(App and web page records)
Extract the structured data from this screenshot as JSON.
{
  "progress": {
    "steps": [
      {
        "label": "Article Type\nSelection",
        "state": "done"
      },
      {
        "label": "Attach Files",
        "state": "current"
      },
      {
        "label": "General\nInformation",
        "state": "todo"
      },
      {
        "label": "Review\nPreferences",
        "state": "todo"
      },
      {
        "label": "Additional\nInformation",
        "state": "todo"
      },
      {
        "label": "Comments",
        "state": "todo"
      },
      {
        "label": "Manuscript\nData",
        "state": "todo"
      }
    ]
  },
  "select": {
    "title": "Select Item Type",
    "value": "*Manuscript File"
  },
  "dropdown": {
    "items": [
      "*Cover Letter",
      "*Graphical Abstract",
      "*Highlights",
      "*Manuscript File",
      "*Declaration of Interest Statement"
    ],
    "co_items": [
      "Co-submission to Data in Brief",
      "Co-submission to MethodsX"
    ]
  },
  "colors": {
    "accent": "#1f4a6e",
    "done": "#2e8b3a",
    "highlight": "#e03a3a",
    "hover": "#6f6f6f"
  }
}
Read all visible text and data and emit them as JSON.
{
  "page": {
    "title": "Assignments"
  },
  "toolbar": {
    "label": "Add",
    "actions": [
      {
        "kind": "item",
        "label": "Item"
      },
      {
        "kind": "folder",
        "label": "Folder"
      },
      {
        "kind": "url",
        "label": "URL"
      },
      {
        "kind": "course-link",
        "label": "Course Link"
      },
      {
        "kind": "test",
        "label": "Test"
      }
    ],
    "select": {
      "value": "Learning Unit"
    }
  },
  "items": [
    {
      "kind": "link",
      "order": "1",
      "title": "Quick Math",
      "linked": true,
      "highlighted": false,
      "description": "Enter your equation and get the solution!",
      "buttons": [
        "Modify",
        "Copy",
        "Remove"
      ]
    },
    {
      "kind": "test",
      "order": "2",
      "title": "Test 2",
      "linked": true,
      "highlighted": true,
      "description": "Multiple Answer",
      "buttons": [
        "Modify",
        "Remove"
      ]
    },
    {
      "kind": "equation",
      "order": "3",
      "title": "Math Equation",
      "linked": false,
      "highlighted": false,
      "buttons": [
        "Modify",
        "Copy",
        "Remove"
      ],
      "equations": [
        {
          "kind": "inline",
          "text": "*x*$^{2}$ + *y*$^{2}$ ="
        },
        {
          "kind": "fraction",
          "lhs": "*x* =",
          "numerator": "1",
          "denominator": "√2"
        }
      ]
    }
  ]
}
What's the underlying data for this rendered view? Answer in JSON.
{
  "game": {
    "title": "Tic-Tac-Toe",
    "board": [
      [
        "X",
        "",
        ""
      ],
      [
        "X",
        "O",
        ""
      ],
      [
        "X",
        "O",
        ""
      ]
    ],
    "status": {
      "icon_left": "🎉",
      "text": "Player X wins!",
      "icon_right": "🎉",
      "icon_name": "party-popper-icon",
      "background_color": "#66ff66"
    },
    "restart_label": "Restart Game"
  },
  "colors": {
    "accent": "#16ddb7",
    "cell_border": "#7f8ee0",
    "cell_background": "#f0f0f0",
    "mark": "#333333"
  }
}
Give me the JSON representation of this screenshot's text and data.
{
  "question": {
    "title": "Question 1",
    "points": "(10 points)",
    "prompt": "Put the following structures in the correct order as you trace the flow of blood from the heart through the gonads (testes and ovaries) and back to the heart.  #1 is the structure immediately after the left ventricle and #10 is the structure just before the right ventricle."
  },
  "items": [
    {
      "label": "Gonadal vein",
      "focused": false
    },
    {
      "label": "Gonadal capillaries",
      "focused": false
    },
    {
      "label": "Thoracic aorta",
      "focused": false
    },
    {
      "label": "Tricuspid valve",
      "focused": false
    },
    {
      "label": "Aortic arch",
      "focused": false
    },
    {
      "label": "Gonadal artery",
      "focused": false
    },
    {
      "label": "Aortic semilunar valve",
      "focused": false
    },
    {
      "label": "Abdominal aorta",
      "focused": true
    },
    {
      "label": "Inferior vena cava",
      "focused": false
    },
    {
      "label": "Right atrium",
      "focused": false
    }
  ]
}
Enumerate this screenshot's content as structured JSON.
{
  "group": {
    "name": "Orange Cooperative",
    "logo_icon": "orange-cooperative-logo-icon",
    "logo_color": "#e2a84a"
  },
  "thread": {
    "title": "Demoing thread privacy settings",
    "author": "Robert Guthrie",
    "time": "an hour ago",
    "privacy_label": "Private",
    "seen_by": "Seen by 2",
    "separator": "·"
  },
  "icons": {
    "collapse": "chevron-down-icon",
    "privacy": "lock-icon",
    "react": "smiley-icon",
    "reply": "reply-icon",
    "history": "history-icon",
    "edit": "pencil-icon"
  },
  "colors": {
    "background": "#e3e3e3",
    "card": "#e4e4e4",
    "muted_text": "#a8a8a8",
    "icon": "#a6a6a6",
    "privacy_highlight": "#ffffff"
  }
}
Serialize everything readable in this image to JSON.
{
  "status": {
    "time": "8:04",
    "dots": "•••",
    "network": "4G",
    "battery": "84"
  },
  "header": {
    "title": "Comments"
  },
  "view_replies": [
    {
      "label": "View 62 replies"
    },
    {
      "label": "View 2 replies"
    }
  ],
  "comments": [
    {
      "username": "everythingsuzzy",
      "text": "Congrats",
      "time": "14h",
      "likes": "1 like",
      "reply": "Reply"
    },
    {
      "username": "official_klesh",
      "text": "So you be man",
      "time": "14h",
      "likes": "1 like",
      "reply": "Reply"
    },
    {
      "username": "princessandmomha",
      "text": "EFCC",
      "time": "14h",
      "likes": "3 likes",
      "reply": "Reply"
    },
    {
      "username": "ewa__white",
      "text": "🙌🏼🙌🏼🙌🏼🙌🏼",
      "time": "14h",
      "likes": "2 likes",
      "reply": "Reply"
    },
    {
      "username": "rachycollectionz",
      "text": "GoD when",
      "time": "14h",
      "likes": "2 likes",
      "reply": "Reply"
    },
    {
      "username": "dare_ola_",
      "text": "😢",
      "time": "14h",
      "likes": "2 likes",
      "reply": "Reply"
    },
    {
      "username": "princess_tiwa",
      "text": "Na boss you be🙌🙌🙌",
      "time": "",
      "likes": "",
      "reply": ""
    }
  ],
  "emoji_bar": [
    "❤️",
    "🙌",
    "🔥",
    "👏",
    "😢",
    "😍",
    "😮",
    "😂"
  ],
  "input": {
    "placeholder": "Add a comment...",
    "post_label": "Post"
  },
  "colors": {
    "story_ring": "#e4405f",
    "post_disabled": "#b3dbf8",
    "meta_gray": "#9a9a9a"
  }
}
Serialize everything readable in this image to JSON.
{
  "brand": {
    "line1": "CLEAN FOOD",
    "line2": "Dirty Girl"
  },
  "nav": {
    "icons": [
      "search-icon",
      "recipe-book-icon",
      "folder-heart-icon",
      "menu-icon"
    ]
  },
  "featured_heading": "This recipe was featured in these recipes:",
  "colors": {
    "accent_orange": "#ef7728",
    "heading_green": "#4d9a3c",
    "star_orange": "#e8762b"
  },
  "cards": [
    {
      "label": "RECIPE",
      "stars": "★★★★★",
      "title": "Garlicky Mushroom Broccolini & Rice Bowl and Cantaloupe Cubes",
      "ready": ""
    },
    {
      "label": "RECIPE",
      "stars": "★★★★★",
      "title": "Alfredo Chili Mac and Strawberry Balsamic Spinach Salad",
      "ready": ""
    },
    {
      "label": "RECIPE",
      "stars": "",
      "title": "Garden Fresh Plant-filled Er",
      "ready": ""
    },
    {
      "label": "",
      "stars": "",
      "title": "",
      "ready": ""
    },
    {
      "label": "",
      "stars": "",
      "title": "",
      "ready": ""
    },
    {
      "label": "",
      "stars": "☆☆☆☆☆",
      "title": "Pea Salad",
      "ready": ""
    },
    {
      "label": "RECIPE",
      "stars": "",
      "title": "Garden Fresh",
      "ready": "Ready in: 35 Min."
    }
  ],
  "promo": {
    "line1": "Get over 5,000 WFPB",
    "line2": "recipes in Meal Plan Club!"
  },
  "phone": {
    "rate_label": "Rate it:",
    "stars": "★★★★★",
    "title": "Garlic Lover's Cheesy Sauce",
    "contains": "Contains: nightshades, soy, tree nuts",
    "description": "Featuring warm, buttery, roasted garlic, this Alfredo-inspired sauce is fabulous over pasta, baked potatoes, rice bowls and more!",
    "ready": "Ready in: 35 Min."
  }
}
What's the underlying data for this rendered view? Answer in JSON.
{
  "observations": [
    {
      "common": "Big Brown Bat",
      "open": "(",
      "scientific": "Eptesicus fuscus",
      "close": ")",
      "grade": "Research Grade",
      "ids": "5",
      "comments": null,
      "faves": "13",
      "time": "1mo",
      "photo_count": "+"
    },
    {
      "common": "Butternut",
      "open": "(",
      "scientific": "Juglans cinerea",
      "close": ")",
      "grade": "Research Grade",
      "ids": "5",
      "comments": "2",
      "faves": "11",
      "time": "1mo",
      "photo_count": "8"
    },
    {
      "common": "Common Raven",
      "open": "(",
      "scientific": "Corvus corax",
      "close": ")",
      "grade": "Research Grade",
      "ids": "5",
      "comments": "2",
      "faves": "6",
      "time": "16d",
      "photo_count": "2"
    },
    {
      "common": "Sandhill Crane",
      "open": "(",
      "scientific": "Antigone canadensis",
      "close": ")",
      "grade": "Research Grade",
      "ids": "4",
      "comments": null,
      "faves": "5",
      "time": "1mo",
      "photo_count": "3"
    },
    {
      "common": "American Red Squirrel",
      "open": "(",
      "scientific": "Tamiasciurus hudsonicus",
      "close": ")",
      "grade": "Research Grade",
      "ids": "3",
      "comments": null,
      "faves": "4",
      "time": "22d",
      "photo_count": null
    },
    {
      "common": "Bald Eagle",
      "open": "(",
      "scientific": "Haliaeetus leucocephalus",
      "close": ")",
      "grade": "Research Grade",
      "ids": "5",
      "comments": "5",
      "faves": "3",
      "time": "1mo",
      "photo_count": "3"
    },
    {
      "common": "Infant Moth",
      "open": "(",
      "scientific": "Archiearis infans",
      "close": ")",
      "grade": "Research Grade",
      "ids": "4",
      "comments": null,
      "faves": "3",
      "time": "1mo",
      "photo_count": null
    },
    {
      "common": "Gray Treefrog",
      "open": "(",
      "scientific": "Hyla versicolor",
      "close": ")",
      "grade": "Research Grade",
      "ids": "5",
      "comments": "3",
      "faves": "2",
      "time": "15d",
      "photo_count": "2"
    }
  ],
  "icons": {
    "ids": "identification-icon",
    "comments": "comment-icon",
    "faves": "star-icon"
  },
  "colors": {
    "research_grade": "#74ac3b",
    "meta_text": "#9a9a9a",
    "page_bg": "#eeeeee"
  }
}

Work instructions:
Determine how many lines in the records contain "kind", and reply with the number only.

Response:
10